King’s closest advisors (Bayard Rustin) was gay and Dr. S. ” The Center thus declined to “issue any sort of statement that 32 Martin Luther King Jr. ”25 But Tamaki did not give up his efforts to secure an endorsement from King’s legacy, and in September 2004, just one month following the “Enough Is Enough” campaign, he had the occasion to meet with Bernice King at a conference organized by Eddie Long in Atlanta. 26 “Elder King was certainly on the same page when it came to matters of the Kingdom,” Tamaki recalled in his autobiography.
It was a formative moment in his young career. 5 But the effort “Your Problem Is Not at All an Uncommon One” 41 proved far from fruitful. Poussaint was getting nowhere, and his gay client was growing impatient—even angry. “Dr. ” the client asked. The question was rhetorical, simply designed to teach the budding psychiatrist that homosexuality, just like heterosexuality, is part of one’s natural characteristics and that psychotherapy could not effect a transformation in one’s sexuality. ” More significant, he found his client’s point to be so compelling that from that moment on, he began to dissent from the APA’s diagnosis of homosexuality as a mental disorder.

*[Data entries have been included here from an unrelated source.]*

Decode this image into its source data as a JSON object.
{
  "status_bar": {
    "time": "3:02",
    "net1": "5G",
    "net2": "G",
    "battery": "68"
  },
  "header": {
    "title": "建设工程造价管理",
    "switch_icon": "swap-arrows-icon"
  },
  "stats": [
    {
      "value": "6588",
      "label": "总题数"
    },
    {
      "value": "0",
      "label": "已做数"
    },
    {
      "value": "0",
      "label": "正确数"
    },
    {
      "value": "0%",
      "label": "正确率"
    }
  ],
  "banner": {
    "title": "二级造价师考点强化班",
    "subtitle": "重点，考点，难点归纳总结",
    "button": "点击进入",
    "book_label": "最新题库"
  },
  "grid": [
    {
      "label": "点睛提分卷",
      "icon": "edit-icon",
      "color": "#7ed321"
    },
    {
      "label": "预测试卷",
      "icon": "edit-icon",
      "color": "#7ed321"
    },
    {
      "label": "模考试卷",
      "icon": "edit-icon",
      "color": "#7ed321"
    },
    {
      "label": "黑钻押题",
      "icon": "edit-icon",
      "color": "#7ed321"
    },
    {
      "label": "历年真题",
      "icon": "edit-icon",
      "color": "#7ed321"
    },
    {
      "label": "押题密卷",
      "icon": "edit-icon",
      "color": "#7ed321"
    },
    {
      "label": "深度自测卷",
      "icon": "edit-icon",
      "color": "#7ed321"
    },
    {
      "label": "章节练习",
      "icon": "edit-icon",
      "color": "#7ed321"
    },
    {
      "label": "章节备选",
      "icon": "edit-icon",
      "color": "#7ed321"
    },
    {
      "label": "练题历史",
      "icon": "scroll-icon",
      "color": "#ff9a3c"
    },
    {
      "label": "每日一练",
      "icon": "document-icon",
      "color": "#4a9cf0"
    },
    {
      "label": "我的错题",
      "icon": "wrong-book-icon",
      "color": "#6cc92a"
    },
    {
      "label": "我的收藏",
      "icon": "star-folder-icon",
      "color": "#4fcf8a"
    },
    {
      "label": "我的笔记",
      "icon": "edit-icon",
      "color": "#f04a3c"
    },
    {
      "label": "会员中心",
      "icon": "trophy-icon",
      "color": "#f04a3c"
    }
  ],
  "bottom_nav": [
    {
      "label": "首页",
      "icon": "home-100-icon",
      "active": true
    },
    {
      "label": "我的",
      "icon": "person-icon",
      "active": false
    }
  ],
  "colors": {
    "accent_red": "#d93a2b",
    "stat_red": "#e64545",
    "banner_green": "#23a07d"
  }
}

Began writing “Advice for Living,” a monthly column for Ebony magazine. The column included readers’ questions about everything from personal debt to premarital relations to the punishment of criminals. King’s answers were usually serious in tone, and they give us insight into a whole host of issues that he rarely if ever addressed in his many public speeches and interviews. The January 1958 edition of “Advice for Living” was especially remarkable because the third of six questions, tucked nicely—and perhaps purposely—into the middle of the column, was a query from a boy who, though he did not give his age, was old enough to realize that something was “different” about his sexual feelings.
Martin Luther King Jr., Homosexuality, and the Early Gay Rights Movement: Keeping the Dream Straight? by Michael G. Long